Unfortunately, this type of scenario is becoming all too common with 3D printer Kickstarters and crowdfunding campaigns. There are many exceptions, of course, but this latest incident certainly does not help the many engineers and innovators trying to get their products off the ground with crowdfunder help. South Korea’s Team Owl Works is another company that has seriously let its backers down. The company, which promised backers a low-cost resin 3D printer and raised over $200K, has failed to respond to any concerns raised over printer deliveries and refunds. Despite Team Owl Works leader SJ Park telling us an update was imminent over a month ago, the last update on Kickstarter was January 12th.

Composites AM 2024

746 composites AM companies individually surveyed and studied. Core composites AM market generated over $785 million in 2023. Market expected to grow to $7.8 billion by 2033 at 25.8% CAGR. This new...

Davide Sher

Since 2002, Davide has built up extensive experience as a technology journalist, market analyst and consultant for the additive manufacturing industry. Born in Milan, Italy, he spent 12 years in the United States, where he completed his studies at SUNY USB. As a journalist covering the tech and videogame industry for over 10 years, he began covering the AM industry in 2013, first as an international journalist and subsequently as a market analyst, focusing on the additive manufacturing industry and relative vertical markets. In 2016 he co-founded London-based VoxelMatters. Today the company publishes the leading news and insights websites and, as well as VoxelMatters Directory, the largest global directory of companies in the additive manufacturing industry.

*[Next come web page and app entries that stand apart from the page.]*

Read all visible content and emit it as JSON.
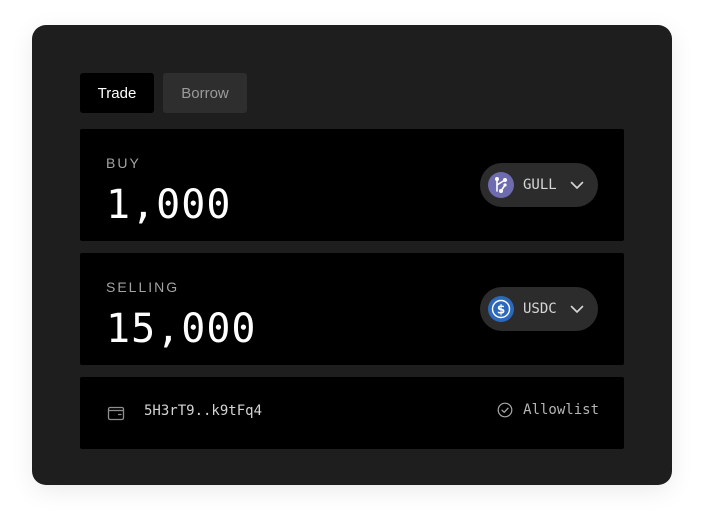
{
  "tabs": [
    {
      "label": "Trade",
      "active": true
    },
    {
      "label": "Borrow",
      "active": false
    }
  ],
  "buy": {
    "label": "BUY",
    "amount": "1,000",
    "token": {
      "symbol": "GULL",
      "icon": "gull-token-icon",
      "color": "#6f6bb0"
    }
  },
  "sell": {
    "label": "SELLING",
    "amount": "15,000",
    "token": {
      "symbol": "USDC",
      "icon": "usdc-token-icon",
      "color": "#2d69bb"
    }
  },
  "wallet": {
    "icon": "wallet-icon",
    "address": "5H3rT9..k9tFq4",
    "status_icon": "check-circle-icon",
    "status_label": "Allowlist"
  },
  "colors": {
    "card_background": "#1e1e1e",
    "panel_background": "#000000",
    "token_pill": "#2c2c2c"
  }
}
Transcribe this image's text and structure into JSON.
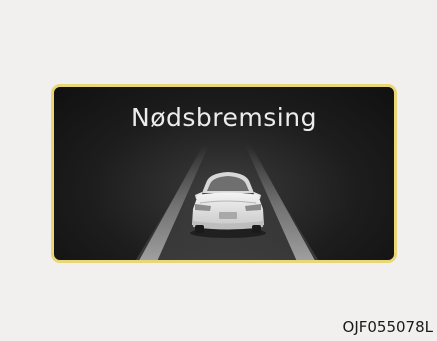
{
  "display": {
    "title": "Nødsbremsing",
    "border_color": "#e9d777",
    "background_color": "#1d1d1d",
    "icon": "car-rear-icon"
  },
  "figure": {
    "code": "OJF055078L"
  }
}
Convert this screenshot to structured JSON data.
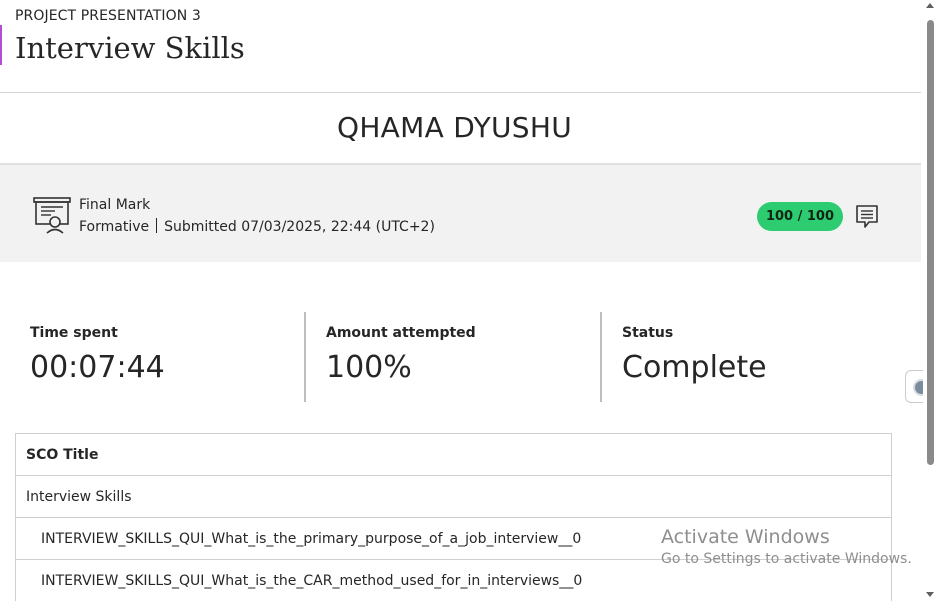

Related Articles


  1. Creating a printer this big obviously reasons large tolerance values and decrease accuracy. however, the BEAST seems to excel in this location as properly, with the best layer decision of much less than 50 microns, and a Z-positioning accuracy of most effective 1.25 microns. That’s very remarkable for a printer that could produce items that attain as much as 141 liters of extent.

  2. T3D is also propelling their cell phone 3D printer on Kickstarter. In 2015, analysts Taiwan Tech manufactured a smaller 3D printer that utilizations light from a cell phone to fix sap material. The idea was displayed only a couple of months after the OLO 3D printer initially surfaced on Kickstarter.

  3. Man, 6 days before the first small batch is delivered. How’s that egg taste? Click bait journalism…always good for a chuckle

Leave a Reply

Your email address will not be published. Required fields are marked *

Back to top button
Close Popup
Privacy Settings saved!
Privacy Settings

When you visit any web site, it may store or retrieve information on your browser, mostly in the form of cookies. Control your personal Cookie Services here.

These cookies are necessary for the website to function and cannot be switched off in our systems.

Technical Cookies
In order to use this website we use the following technically required cookies
  • wordpress_test_cookie
  • wordpress_logged_in_
  • wordpress_sec

Decline all Services
Accept all Services


Join our 12,000+ Professional community and get weekly AM industry insights straight to your inbox. Our editor-curated newsletter equips executives, engineers, and end-users with crucial updates, helping you stay ahead.